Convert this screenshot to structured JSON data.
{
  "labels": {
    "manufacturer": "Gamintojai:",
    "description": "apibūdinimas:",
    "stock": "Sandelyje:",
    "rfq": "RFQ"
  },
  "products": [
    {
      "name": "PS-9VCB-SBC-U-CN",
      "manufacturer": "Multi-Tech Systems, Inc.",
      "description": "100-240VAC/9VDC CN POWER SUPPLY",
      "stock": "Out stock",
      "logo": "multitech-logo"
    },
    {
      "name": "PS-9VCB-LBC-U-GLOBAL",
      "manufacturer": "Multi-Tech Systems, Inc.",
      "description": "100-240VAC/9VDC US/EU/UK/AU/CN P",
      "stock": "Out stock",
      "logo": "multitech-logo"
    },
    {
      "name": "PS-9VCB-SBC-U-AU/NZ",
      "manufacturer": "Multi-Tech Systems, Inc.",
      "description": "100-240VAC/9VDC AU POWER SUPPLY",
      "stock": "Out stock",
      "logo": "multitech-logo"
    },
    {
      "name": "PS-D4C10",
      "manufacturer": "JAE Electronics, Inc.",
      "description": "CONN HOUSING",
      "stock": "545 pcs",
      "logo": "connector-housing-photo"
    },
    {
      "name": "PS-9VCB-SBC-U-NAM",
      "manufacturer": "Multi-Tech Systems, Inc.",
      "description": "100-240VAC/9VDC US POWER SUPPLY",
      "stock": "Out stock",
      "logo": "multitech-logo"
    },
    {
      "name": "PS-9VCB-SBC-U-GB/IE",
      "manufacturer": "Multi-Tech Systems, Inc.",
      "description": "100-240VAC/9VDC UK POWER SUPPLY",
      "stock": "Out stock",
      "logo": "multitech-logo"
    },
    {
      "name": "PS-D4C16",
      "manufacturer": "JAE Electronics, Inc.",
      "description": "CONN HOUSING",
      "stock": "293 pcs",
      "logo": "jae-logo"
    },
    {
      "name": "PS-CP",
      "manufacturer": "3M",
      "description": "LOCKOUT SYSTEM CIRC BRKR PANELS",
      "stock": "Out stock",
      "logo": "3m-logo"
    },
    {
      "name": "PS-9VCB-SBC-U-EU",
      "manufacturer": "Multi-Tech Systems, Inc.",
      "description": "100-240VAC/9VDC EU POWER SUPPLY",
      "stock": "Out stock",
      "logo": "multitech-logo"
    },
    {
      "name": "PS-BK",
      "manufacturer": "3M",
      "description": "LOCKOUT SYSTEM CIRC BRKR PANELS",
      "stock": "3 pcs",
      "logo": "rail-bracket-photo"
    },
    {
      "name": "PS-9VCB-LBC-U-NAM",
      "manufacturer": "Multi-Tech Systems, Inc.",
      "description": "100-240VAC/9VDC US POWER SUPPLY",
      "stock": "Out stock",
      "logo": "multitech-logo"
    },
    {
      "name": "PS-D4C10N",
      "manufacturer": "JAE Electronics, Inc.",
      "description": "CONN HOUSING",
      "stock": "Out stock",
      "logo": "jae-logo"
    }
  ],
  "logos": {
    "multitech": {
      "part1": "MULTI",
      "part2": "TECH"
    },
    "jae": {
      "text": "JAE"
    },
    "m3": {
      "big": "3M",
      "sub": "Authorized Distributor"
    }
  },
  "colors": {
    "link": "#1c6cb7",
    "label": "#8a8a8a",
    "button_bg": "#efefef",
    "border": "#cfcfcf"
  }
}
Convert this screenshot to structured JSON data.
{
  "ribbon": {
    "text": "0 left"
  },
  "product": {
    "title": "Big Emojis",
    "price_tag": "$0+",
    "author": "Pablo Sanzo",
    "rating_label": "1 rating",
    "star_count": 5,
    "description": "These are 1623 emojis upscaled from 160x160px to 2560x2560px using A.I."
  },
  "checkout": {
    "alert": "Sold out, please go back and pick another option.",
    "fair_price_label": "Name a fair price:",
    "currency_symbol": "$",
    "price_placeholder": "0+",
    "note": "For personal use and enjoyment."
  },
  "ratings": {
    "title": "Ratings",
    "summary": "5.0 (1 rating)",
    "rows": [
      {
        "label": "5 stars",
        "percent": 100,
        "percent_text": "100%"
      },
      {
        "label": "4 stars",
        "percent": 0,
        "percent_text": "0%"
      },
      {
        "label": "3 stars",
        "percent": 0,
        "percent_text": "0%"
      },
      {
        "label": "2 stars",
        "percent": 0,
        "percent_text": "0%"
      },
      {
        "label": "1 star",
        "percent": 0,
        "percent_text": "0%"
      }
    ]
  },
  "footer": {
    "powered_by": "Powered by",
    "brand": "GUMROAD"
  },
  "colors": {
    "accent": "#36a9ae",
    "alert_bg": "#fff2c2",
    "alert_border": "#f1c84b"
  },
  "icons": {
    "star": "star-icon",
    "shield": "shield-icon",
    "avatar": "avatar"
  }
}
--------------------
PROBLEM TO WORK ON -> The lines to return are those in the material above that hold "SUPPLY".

EXERCISE RESULT ->
      "description": "100-240VAC/9VDC CN POWER SUPPLY",
      "description": "100-240VAC/9VDC AU POWER SUPPLY",
      "description": "100-240VAC/9VDC US POWER SUPPLY",
      "description": "100-240VAC/9VDC UK POWER SUPPLY",
      "description": "100-240VAC/9VDC EU POWER SUPPLY",
      "description": "100-240VAC/9VDC US POWER SUPPLY",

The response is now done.